Shipley is such a popular place that it feels like we sometimes do all the same routes. I tried out Girly Germs on the Hot Flyer Wall. I highly recommend it. The move by the third bolt stumped me for my first try on lead. I went right back up and sent it clean on top rope. Then I went back to lead it, only to fall once on an easy move just below the bolts. I had a stupid case of overconfidence. Night was closing in, so I will return another day and send it clean. Regardless, it was a fantastic day of climbing. I also love hiking out at dusk. Some of the best colors are highlighted at that time of day.

 The view from on top of the last climb of the day, Sexi Mexi.

The view from on top of the last climb of the day, Sexi Mexi.

Goodnight moon.

Rain and Yarn

I love rain!
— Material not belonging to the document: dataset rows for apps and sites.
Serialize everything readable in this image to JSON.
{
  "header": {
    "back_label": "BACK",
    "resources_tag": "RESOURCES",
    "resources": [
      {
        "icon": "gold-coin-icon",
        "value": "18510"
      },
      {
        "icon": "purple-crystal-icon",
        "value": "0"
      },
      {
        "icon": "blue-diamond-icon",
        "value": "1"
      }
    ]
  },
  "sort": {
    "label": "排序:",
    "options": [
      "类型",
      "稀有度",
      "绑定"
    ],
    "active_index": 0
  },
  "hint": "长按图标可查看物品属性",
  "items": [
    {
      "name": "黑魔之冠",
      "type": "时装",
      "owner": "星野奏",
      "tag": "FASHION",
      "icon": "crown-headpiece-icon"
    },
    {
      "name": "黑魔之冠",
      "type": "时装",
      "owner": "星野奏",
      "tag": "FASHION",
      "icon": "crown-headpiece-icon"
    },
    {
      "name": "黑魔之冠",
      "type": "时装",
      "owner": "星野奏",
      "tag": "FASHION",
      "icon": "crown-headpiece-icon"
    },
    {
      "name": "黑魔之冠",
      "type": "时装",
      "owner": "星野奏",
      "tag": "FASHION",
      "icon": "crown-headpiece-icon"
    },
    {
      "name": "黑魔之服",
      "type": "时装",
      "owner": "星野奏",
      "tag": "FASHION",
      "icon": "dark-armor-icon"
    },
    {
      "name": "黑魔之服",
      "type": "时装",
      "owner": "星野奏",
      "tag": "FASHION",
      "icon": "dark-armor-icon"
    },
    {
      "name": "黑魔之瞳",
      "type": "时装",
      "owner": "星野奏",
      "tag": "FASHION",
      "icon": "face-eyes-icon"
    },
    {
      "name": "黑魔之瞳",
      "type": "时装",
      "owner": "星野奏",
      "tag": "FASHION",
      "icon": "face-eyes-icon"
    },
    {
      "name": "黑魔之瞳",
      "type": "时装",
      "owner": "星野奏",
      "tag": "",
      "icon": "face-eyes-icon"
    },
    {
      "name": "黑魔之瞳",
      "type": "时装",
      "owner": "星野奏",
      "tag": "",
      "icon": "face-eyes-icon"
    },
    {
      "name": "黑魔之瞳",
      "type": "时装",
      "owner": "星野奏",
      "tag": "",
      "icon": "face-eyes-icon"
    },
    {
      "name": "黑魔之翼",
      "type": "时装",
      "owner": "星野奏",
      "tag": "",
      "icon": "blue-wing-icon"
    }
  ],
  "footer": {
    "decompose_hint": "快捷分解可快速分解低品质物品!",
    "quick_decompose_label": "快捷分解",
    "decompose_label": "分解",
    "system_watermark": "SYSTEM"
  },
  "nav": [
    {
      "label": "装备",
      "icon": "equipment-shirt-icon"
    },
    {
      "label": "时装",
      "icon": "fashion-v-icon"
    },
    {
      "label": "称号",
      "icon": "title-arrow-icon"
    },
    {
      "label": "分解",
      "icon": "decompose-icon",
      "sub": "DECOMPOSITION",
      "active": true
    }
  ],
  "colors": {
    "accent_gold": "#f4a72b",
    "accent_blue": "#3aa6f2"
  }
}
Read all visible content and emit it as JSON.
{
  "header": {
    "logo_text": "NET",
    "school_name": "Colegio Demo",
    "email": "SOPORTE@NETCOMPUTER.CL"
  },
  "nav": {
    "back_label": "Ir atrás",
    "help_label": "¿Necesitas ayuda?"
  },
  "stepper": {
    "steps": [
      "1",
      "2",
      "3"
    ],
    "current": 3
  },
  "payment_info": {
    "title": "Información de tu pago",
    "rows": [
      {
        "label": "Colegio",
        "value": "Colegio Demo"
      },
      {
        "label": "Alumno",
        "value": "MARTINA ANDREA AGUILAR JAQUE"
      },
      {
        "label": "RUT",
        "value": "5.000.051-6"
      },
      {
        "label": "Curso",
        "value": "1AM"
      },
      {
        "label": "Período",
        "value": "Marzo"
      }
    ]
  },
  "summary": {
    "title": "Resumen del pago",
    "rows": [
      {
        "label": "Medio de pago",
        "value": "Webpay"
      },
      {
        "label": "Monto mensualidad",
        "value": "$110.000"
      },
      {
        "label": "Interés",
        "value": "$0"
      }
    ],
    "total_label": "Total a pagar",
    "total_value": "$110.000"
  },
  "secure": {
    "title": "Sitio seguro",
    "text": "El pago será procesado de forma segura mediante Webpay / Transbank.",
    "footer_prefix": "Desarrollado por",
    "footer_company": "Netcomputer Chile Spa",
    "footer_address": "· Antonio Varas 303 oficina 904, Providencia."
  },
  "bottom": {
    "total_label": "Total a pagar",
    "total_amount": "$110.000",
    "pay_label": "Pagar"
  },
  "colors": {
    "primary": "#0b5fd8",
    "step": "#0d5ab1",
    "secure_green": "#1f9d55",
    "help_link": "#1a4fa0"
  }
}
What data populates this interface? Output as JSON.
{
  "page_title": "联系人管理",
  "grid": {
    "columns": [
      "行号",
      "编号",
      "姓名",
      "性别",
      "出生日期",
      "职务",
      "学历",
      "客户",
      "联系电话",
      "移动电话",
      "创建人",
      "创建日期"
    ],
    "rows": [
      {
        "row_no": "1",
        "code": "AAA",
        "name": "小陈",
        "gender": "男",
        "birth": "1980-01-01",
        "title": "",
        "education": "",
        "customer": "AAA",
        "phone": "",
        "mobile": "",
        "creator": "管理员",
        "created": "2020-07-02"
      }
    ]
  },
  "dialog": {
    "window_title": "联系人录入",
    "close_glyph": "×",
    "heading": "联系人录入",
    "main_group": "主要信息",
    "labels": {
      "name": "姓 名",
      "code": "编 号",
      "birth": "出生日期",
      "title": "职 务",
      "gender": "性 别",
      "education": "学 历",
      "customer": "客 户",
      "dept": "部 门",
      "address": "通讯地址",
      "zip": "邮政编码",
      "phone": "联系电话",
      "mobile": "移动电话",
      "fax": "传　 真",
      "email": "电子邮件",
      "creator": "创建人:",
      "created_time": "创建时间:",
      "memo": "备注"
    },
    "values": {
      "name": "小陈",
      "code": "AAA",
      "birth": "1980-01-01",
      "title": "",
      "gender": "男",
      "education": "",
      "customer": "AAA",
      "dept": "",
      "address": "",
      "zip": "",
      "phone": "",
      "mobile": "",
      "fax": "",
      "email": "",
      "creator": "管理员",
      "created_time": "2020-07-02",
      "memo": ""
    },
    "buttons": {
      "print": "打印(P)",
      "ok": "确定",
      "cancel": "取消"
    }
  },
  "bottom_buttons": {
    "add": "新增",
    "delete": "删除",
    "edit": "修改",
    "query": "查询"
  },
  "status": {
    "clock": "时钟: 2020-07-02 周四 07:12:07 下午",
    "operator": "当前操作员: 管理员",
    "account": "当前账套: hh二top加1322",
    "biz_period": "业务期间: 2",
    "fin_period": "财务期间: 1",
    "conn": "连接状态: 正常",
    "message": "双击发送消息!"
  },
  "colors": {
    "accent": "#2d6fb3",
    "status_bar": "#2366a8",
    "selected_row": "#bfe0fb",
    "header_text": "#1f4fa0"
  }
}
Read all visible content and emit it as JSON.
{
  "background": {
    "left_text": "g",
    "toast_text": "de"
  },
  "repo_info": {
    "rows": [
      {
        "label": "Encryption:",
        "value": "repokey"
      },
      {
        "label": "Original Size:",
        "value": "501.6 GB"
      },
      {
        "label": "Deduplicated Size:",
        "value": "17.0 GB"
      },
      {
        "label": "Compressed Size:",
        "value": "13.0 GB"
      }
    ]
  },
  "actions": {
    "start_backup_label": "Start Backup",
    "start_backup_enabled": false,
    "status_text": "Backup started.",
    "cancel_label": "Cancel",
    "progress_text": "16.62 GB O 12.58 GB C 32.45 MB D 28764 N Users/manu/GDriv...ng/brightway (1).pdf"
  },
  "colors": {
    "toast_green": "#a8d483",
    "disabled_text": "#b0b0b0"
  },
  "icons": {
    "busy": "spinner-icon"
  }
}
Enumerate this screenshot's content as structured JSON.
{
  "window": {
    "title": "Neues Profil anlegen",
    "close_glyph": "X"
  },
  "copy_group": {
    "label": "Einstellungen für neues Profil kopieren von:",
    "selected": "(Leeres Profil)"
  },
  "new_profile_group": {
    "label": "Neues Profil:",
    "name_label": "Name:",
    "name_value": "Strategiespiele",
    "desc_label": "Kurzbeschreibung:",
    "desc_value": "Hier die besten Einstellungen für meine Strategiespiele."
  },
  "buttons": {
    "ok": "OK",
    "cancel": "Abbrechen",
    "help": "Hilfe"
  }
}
When it's sunny out, I feel guilty for wanting to stay inside and snuggle up with a good knitting project. When it's raining, however..... The climbing gear stays in the cabinet, guilt free.

Today was a lovely day full of mist fog and the very occasional spot of sunshine. The rain coincided perfectly with my workshop I was leading at the local knitting shop. Four fabulous ladies drove up from around Sydney to learn Entrelac. 

Entrelac is a type of knitting that results in a fabric with a woven appearance. I first learned to knit four years ago just so I could eventually make something using this technique. It was obsession at first sight, and today I was able to share that skill with other crafters. 

Thank you for your generosity ladies. I can't wait to see your finished scarves!

If you're interested in learning Entrelac, I will be offering a few more workshops in the coming months at the Granny Square in Katoomba. Sign up at the shop or online here.

Very occasionally knitting and climbing do go together! It's like the ghostbusters crossing the streams though, do it with caution. Total protonic reversal.

Hopefully it will be sunny by Friday and we can get back on the rock.

Somewhere To Start

Dear Reader,

Beginnings are my nemesis. Ideas and interests flow though me like water coming down a raging waterfall. However, undertaking the process to actualize those ideas is daunting. What if I can’t do it? What if no one responds to my work? What if it sucks?

The only question that I need to remember to ask is, ‘Who cares?’ No one. Who am I to deny myself the experience of trying something new? I love change. The first step of a journey is just incredibly scary. That commitment means I may have to accept the possibility of failure.

This blog has been an idea on the back burner for a long time. The outdoors is where I feel most at home. I make things with my hands. Working with kids gives me indescribable joy. I struggle to be an environmentally engaged person. I live 9,238 miles from where I grew up. My only goal is to share the things that resonate with my lifestyle. Enjoy!

All the best,

Carrie